I left for Vietnam out of Oakland, California. We flew on a super DC 8 and everybody on the plane was either infantry or artillery. Our first stop was Hawaii. They let us off the plane, and I went into the bar there and met a couple friends and had a couple Mai-tai’s. The whole thing was kind of funny because prior to starting basic they had you fill out a questionnaire and you got an opportunity to select three places where you wanted to serve. I put Hawaii number one on my list. So I got my wish for a couple of hours anyway.
After Hawaii we stopped at Wake Island which was nothing. The next stop was the Philippines at Clark Air Force base. When we got off the plane I could see these oriental looking people walking around, and it really hit me where I was going. Up until then I kind of compartmentalized it in the back of my head. It was about a two hour flight from Clark to Vietnam. We landed at night at Ben Hoa outside Saigon, and I remember sticking my head out the door to this overwhelming smell of dead fish. I could see the artillery in the background and I thought, Oh my, what have I gotten myself into now?
We moved to a holding area and as we are doing this there’s a bunch of guys waiting to get on the plane to go home. They are cheering wildly and here we are just getting there. I remember getting on a bus and the windows had bars on them so people couldn’t throw shit in at you, a grenade of something. I remember being very leery of anyone who looked oriental at that point.
We got processed at Long Binh a few miles away, and from there I took a plane north to Nha Trang. I was there for a couple of days and ran into somebody from college and we had the opportunity to go swimming. From there we went to Phan Rang to battalion HQ, and from there I went out to LZ Betty at Phan Thiet. I’ll never forget the chopper ride from Betty out to Sherry. The chopper clipped along ten feet above the trees. They said we were not so much of a target when we were down so low and could not be shot at easily. By the time they saw you, you were past them.
I was on that chopper out to Sherry with a black guy from Mississippi. Three weeks after we got to Sherry he was on a mine sweep and hit a mine and it killed him. (Percy Gully – April 2, 1969 – along with Steve Sherlock.)
Caught In A Compromising Position
Dick arrived at Sherry in March of 1969, and immediately went on Gun 2, BAD NEWS, where Rik Groves was crew chief. Within weeks Guns 2 and its crew went on a mobile operation to Outpost Nora with one other howitzer. On May 17 when the round with a bad fuse from Gun 2 detonated over the other howitzer and killed two of its crew, Dick and his crew had rotated back to Sherry. He therefore helped to build the outpost, but was not present for the mishap.
I have a funny story from my time at Nora. When we moved there, the first thing we had to do was build the Fire Direction bunker and an ammo bunker, and then we could build our hooches. For quite awhile our latrine was just a hole we had off the side of the berm.
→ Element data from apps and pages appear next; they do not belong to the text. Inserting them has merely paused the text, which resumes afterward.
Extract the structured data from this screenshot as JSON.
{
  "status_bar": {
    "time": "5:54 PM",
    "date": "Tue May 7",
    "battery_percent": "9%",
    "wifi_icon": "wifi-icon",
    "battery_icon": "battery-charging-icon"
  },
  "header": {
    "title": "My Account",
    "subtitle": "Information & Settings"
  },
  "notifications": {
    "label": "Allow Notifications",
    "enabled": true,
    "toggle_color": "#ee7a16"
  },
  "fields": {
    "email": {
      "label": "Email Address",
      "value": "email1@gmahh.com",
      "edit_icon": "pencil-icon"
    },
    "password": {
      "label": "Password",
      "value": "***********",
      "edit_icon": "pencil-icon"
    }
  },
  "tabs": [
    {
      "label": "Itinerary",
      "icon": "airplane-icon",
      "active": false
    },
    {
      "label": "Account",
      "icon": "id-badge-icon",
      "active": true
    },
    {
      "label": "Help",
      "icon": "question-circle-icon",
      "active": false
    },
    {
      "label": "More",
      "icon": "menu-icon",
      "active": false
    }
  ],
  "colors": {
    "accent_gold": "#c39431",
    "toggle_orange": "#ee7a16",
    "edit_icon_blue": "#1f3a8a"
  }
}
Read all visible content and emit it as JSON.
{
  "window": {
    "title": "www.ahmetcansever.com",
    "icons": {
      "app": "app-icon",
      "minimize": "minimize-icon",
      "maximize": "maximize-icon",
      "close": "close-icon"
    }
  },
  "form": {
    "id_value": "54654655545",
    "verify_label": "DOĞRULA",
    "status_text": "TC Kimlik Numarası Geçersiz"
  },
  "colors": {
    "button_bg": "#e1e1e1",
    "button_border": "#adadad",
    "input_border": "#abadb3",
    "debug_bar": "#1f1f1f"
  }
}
I was down there sitting over the hole one day when all of a sudden a sniper started shooting at me. I’m scrambling up the side of the hill with my drawers down around my ankles, and the guys are laughing their asses off at me. They thought it was a riot.
Our perimeter defense at Nora were a bunch of Montagnards. They were there with their families. We would buy ice from them. When we first got there you got a pretty good size piece of ice for the equivalent of a buck. By the time I left you were getting one about a third the size for five bucks. They were good business people. And we had to be able to keep our beer cold after all! I remember we lived mostly on C-rations. They would fly in one hot meal a day. That was one thing about being in the artillery, you almost always got at least one hot meal a day. It was pretty quiet as far as I remember. We went there to support the infantry, but we did not have many fire missions to shoot, and I don’t recall any mortar attacks.
Just a couple months after I got to Sherry, sometime in May, I extended my tour 53 days so that when I got back to the States I’d get out of the Army right away. When you went back to the States if you had five months or less left on active duty they let you out. That was my goal, to get out of the Army ASAP! When I decided to extend my parents were just devastated. But it was pretty quiet when I decided to extend.
The quiet ended soon after Dick extended. The summer of 1969 saw a brutal level of attacks and casualties at LZ Sherry.
Loose One, Win One
I had a girlfriend in college, we had been going together for at least a year, and in basic training at Ft. Jackson I got the dreaded Dear John letter. I took that really hard. It made me angry, and I was already angry. I was hurt, and at that point in my life I expressed it as anger.
When I got to Vietnam I corresponded with a high school buddy who had gone through ROTC and was an officer stationed in Maryland. Rick had met this girl Judy there, and somehow she got to be my pen pal. Judy was wonderful. She wrote me probably five letters a week. These were not just one or two pages, some of them were eight and nine pages long. It was a wonderful outlet for me to express my emotions and frustrations about the war that I did not want to share with my parents. She was a godsend. I lived for mail call. As I recall we had amazing mail service. Letters only took three or four days. As it turned out Rick and Judy got married a week after my wife and I got married.
Going on convoys into Phan Thiet you always had to watch out for your wallet. The kids were begging for money and candy, but they also tried to steal your money. They would come along and try to pick your wallet out of your pocket. One trick was to cut a slit with a razor in your back pocket to get to your wallet. I always kept it in my breast pocket, growing up in New York I knew about this kind of stuff. I’m just grateful we did not have to worry about people blowing themselves up around us.
One time on a convoy back to Betty I got an opportunity to call home. They did that through a series of shortwave radio operators.
The Military Affiliate Radio Service, known as MARS, used phone-patch connections over shortwave radios to place personal calls to the States. The lines outside the MARS stations in rear areas were always long, and it often took forever to make a chain of connections to the other side of the globe. The calls were limited to five minutes, assuming all of the radio connections held that long.
When they rang my parents’ house, wouldn’t you know it, the line was busy.